Send to

Choose Destination
Early Interv Psychiatry. 2013 Nov;7(4):427-30. doi: 10.1111/eip.12013. Epub 2013 Jan 24.

Cyberbullying in those at clinical high risk for psychosis.

Author information

1
Department of Psychiatry, Hotchkiss Brain Institute, University of Calgary, Calgary, Alberta, Canada.

Abstract

AIM:

Several studies suggest an association between experiences of childhood trauma including bullying and the development of psychotic symptoms. The use of communications technology has created a new media for bullying called 'cyberbullying'. Research has demonstrated associations between traditional bullying and cyberbullying. Negative effects of cyberbullying appear similar in nature and severity to the reported effects of traditional bullying. Our aim was to examine the prevalence and correlates of cyberbullying in those at clinical high risk (CHR) for psychosis.

METHODS:

Fifty young people at CHR for psychosis were administered the Childhood Trauma Questionnaire with added questions about cyberbullying.

RESULTS:

Cyberbullying was reported in 38% of the sample.

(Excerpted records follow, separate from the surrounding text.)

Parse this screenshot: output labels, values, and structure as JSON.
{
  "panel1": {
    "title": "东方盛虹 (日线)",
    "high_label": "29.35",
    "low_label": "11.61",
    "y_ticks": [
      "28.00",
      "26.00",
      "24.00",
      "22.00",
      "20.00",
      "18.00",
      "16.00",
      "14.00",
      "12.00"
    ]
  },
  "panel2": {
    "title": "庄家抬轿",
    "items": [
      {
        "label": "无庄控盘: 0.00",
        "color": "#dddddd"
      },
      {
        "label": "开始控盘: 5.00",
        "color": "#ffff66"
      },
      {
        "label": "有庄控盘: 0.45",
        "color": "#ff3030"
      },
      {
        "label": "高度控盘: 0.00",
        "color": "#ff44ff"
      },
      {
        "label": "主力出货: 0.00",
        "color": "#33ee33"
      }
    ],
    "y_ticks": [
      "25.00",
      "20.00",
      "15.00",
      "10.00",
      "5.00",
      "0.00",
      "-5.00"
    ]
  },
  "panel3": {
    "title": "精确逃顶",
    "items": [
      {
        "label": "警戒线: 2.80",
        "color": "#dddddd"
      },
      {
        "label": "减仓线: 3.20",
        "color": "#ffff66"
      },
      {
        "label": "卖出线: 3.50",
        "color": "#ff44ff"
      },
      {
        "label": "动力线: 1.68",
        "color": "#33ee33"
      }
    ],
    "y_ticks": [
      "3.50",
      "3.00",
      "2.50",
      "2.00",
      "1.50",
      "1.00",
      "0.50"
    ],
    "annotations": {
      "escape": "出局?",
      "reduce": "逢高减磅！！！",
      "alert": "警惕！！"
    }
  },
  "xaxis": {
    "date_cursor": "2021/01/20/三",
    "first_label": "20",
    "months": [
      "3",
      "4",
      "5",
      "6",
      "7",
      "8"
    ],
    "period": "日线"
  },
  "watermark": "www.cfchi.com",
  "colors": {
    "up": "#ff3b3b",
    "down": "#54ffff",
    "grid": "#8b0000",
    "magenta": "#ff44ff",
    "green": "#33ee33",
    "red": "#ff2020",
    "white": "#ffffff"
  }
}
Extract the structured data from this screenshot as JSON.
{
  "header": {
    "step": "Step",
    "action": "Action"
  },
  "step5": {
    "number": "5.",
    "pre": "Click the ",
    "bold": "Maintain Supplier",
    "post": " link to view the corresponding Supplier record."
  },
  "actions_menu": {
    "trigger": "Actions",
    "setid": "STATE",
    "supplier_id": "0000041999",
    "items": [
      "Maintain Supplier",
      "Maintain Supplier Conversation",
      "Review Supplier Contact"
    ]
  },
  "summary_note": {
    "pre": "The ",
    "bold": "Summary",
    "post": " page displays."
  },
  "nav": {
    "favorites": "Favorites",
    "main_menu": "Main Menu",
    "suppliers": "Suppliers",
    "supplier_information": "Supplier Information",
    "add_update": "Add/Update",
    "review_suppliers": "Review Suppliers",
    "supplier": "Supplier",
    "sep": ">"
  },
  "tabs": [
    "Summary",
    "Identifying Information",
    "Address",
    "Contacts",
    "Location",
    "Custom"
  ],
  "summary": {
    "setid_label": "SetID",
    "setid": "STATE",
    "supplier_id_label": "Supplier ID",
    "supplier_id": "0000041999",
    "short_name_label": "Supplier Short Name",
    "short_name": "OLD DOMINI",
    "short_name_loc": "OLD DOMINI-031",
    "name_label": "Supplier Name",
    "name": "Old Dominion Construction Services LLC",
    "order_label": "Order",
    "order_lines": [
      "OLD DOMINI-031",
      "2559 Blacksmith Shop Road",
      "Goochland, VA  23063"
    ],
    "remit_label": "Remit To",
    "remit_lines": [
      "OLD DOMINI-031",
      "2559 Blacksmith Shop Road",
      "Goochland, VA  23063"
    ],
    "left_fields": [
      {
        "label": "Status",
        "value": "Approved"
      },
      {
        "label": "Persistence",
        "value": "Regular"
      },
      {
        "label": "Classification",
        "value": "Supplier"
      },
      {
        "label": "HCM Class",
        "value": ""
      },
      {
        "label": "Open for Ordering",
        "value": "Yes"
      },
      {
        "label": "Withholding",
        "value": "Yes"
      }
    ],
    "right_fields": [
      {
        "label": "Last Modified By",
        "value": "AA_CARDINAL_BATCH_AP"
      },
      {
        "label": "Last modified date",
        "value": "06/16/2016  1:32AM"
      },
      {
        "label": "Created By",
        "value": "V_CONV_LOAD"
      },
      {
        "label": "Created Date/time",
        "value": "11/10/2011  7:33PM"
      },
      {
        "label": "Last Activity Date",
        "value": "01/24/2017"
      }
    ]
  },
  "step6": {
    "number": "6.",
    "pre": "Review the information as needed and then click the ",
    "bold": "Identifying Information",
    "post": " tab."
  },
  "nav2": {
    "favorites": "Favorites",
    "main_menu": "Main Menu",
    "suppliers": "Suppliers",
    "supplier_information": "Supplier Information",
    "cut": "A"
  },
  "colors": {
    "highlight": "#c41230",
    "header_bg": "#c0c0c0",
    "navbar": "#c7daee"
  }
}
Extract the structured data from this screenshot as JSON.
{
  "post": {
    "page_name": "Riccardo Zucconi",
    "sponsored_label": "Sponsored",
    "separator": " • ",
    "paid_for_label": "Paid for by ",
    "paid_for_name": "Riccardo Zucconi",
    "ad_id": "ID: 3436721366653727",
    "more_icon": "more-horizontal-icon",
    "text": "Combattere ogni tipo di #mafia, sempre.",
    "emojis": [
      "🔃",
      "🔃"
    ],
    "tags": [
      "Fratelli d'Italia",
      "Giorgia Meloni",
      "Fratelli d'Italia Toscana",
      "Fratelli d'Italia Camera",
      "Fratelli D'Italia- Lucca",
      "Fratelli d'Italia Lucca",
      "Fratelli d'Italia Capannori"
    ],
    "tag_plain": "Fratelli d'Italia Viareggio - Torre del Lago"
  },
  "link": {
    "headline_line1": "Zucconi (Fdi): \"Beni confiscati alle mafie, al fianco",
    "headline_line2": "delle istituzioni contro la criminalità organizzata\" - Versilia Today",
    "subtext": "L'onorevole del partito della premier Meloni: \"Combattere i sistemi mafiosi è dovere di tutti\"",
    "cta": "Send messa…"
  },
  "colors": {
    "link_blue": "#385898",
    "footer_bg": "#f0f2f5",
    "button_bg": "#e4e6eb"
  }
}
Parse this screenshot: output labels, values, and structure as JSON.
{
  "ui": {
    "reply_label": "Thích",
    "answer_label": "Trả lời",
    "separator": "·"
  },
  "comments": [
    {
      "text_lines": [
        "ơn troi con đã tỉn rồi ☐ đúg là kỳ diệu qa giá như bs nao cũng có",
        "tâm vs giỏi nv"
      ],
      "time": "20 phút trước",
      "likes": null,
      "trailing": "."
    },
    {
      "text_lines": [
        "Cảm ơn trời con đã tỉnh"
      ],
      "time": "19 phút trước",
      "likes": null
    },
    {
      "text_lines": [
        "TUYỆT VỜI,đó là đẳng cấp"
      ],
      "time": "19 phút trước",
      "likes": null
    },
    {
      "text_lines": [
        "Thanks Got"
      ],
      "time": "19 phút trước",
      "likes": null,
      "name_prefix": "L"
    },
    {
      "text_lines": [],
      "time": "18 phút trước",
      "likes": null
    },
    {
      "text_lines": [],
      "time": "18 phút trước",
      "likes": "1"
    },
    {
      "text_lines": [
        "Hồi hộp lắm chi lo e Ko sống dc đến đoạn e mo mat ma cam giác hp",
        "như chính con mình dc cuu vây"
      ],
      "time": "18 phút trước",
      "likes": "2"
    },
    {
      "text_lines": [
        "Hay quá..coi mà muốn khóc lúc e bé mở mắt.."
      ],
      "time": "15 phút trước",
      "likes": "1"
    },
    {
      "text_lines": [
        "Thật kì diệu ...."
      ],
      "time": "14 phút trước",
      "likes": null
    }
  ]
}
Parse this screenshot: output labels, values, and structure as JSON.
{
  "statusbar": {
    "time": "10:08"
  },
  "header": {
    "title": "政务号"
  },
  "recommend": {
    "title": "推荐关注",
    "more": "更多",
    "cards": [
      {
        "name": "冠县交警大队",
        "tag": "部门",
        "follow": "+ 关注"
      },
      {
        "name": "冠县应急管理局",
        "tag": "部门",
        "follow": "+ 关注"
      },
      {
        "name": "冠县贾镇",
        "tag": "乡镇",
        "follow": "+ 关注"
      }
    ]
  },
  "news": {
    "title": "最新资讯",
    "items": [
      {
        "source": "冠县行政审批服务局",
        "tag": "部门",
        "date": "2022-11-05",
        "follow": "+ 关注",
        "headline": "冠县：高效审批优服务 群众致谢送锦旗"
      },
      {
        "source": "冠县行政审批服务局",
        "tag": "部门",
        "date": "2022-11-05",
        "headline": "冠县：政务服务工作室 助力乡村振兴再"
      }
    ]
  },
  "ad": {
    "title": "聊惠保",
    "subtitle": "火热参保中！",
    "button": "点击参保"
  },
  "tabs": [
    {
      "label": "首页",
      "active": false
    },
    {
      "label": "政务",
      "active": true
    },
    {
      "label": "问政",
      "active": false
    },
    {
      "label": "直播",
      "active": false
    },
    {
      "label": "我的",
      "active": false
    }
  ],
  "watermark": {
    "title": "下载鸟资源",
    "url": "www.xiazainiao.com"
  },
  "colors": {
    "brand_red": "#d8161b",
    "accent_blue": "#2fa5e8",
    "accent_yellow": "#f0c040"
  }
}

Those who experienced cyberbullying also reported experiencing previous trauma.

CONCLUSION:

It is possible that cyberbullying may be a problem for those at CHR of psychosis, and due to the vulnerable nature of these young people may have longitudinal implications.

KEYWORDS:

childhood trauma; clinical high risk; cyberbullying; prodromal; psychosis

PMID:
23343259
PMCID:
PMC3812323
DOI:
10.1111/eip.12013
[Indexed for MEDLINE]
Free PMC Article

Supplemental Content

Full text links

Icon for Wiley Icon for PubMed Central
Loading ...
Support Center